Moeen Ali: Fulfils a useful all-round role, although England offspinners have rarely been successful in Australia (the chief exceptions being Laker in 1958-9, Titmus in 1962-3 and Emburey in 1986-7). Also, if England do decide that Root needs to be replaced as captain to enable him to concentrate solely on what he does best – his batting – then Moeen would be my choice for the job.
Chris Woakes: Save for his bowling in the second innings at Adelaide he has not looked very threatening in this series. That game was also the scene of his only significant batting effort of the series so far. Right-arm medium fast when the ball is not deviating (and it generally doesn’t in Australia) simply will not trouble good batsmen.
Craig Overton: Looks like he belongs at this level, but my comments about Woakes’ style of bowling in Australian conditions also apply to him.
Stuart Broad: A nightmare series for him, not because he has bowled especially badly, though he has consistently been pitching it too short, but because he has looked completely unthreatening and has bowling figures that reflect that.
Jimmy Anderson: continues to climb the wicket taking charts. His 12 wickets at 25 apiece in this series, while all his colleagues have been taking drubbings is a remarkable effort in the face of adversity. I fully expect that in the early stages at Melbourne he will move ahead of Courtney Walsh in the wicket takers list (current Anderson 518, Walsh 519), leaving only Glenn McGrath among the quick bowlers ahead of him. He has bowled beautifully this series but with Broad off the boil his ‘support’ has simply not been up to standard.
THE REST OF THE SERIES
Before I get into this section let me clear that I do not believe for an instant that had the likes of Ben Stokes, Mark Wood and Toby Roland-Jones been available England would be doing a whole lot better. Certainly to be deprived of the services of three such excellent cricketers simultaneously is unfortunate but England are 3-0 down because they have been outclassed throughout this series (only in Adelaide to England ever look close to making a game of it – the Malan-Bairstow partnership in the first innings at Perth was the only other major period in the series to date in which England had the whip hand).
The good news for England is that their records at Melbourne and Sydney are better tahn their records elsewhere in Australia. While the batsmen need to score more runs, it is the bowlers who (Anderson apart) really need to pick things up – England have not yet taken 20 wickets in a match in this series, and at Perth they failed to even take 10.
I think England can pick themselves up and win at least one of the two remaining matches. In many ways it would be an injustice to Australia were England to win both and make it look respectable at 3-2 – this England side does not deserve better than 4-1 (though I also think it does not deserve worse – it is not as shambolic as Flintoff’s 2006-7 squad who really did deserve to be on the wrong end of a 5-0, as in the end they were.
The take home message of the three matches played so far is one that England should already have learned a long time ago – a bowling ‘attack’ of four right-arm medium-fast bowlers and an offspinner will not cut the mustard in Oz.

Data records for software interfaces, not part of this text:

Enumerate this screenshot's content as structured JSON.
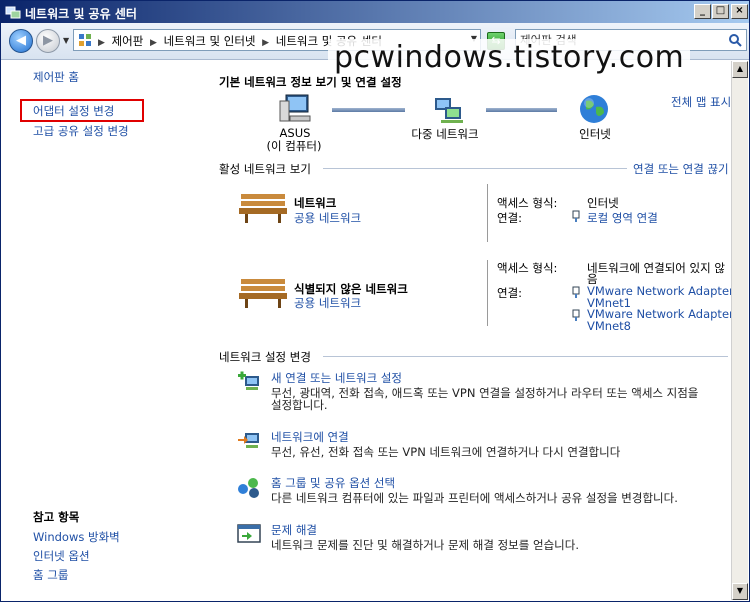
{
  "window": {
    "title": "네트워크 및 공유 센터",
    "controls": {
      "minimize": "_",
      "maximize": "□",
      "close": "×"
    }
  },
  "address_bar": {
    "crumbs": [
      "제어판",
      "네트워크 및 인터넷",
      "네트워크 및 공유 센터"
    ]
  },
  "search": {
    "placeholder": "제어판 검색"
  },
  "watermark": "pcwindows.tistory.com",
  "sidebar": {
    "home": "제어판 홈",
    "adapter_settings": "어댑터 설정 변경",
    "advanced_sharing": "고급 공유 설정 변경",
    "see_also_title": "참고 항목",
    "see_also": [
      "Windows 방화벽",
      "인터넷 옵션",
      "홈 그룹"
    ]
  },
  "main": {
    "heading": "기본 네트워크 정보 보기 및 연결 설정",
    "full_map": "전체 맵 표시",
    "map": {
      "computer_name": "ASUS",
      "computer_sub": "(이 컴퓨터)",
      "network_label": "다중 네트워크",
      "internet_label": "인터넷"
    },
    "active_title": "활성 네트워크 보기",
    "connect_disconnect": "연결 또는 연결 끊기",
    "networks": [
      {
        "name": "네트워크",
        "type": "공용 네트워크",
        "access_label": "액세스 형식:",
        "access_value": "인터넷",
        "conn_label": "연결:",
        "connections": [
          "로컬 영역 연결"
        ]
      },
      {
        "name": "식별되지 않은 네트워크",
        "type": "공용 네트워크",
        "access_label": "액세스 형식:",
        "access_value_1": "네트워크에 연결되어 있지 않",
        "access_value_2": "음",
        "conn_label": "연결:",
        "connections": [
          {
            "line1": "VMware Network Adapter",
            "line2": "VMnet1"
          },
          {
            "line1": "VMware Network Adapter",
            "line2": "VMnet8"
          }
        ]
      }
    ],
    "change_title": "네트워크 설정 변경",
    "tasks": [
      {
        "title": "새 연결 또는 네트워크 설정",
        "desc1": "무선, 광대역, 전화 접속, 애드혹 또는 VPN 연결을 설정하거나 라우터 또는 액세스 지점을",
        "desc2": "설정합니다."
      },
      {
        "title": "네트워크에 연결",
        "desc1": "무선, 유선, 전화 접속 또는 VPN 네트워크에 연결하거나 다시 연결합니다"
      },
      {
        "title": "홈 그룹 및 공유 옵션 선택",
        "desc1": "다른 네트워크 컴퓨터에 있는 파일과 프린터에 액세스하거나 공유 설정을 변경합니다."
      },
      {
        "title": "문제 해결",
        "desc1": "네트워크 문제를 진단 및 해결하거나 문제 해결 정보를 얻습니다."
      }
    ]
  }
}
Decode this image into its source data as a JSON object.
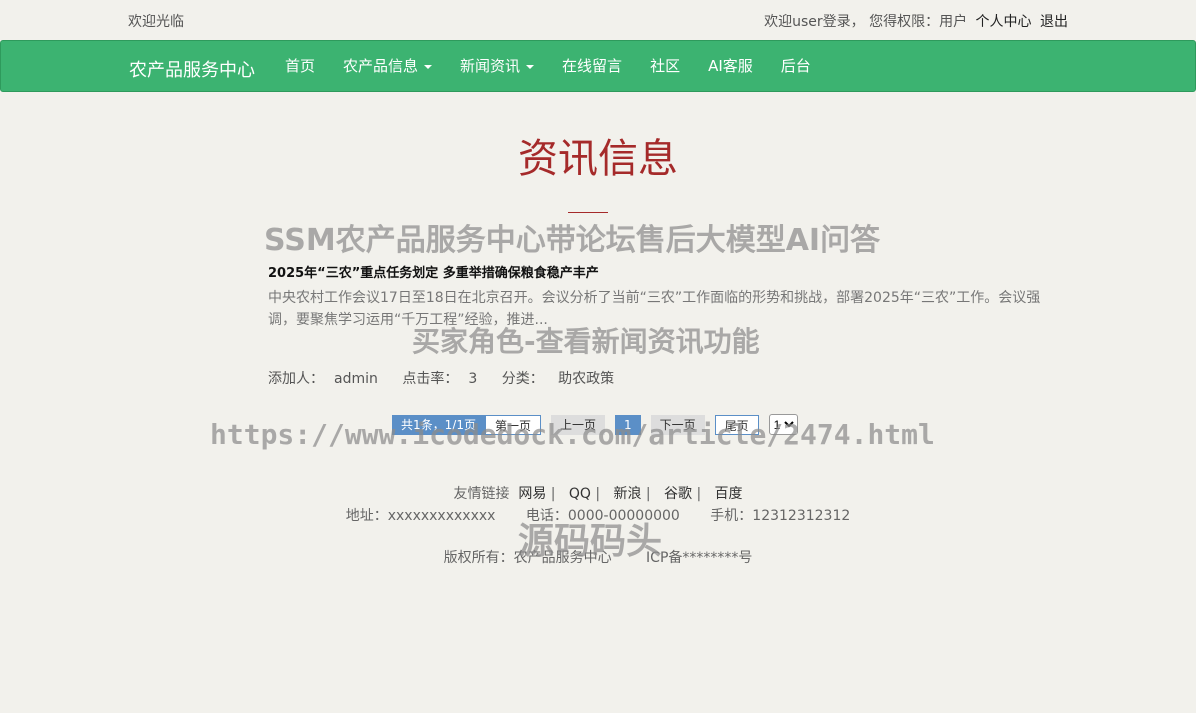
{
  "topbar": {
    "welcome": "欢迎光临",
    "login_status": "欢迎user登录，  您得权限：用户",
    "user_center": "个人中心",
    "logout": "退出"
  },
  "navbar": {
    "brand": "农产品服务中心",
    "items": [
      "首页",
      "农产品信息",
      "新闻资讯",
      "在线留言",
      "社区",
      "AI客服",
      "后台"
    ]
  },
  "page": {
    "title": "资讯信息"
  },
  "watermark": {
    "line1": "SSM农产品服务中心带论坛售后大模型AI问答",
    "line2": "买家角色-查看新闻资讯功能",
    "line3": "https://www.icodedock.com/article/2474.html",
    "line4": "源码码头"
  },
  "news": {
    "title": "2025年“三农”重点任务划定 多重举措确保粮食稳产丰产",
    "summary": "中央农村工作会议17日至18日在北京召开。会议分析了当前“三农”工作面临的形势和挑战，部署2025年“三农”工作。会议强调，要聚焦学习运用“千万工程”经验，推进...",
    "meta": {
      "adder_label": "添加人：",
      "adder": "admin",
      "clicks_label": "点击率：",
      "clicks": "3",
      "category_label": "分类：",
      "category": "助农政策"
    }
  },
  "pagination": {
    "total": "共1条，1/1页",
    "first": "第一页",
    "prev": "上一页",
    "current": "1",
    "next": "下一页",
    "last": "尾页",
    "select_value": "1"
  },
  "footer": {
    "links_label": "友情链接",
    "links": [
      "网易",
      "QQ",
      "新浪",
      "谷歌",
      "百度"
    ],
    "address": "地址：xxxxxxxxxxxxx",
    "phone": "电话：0000-00000000",
    "mobile": "手机：12312312312",
    "copyright": "版权所有：农产品服务中心",
    "icp": "ICP备********号"
  }
}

A little while back I reported sighting some birds which turned out to be Muscovyducks (Cairina moschata). Well, I have seen another (this time a single bird), this time in The Walks.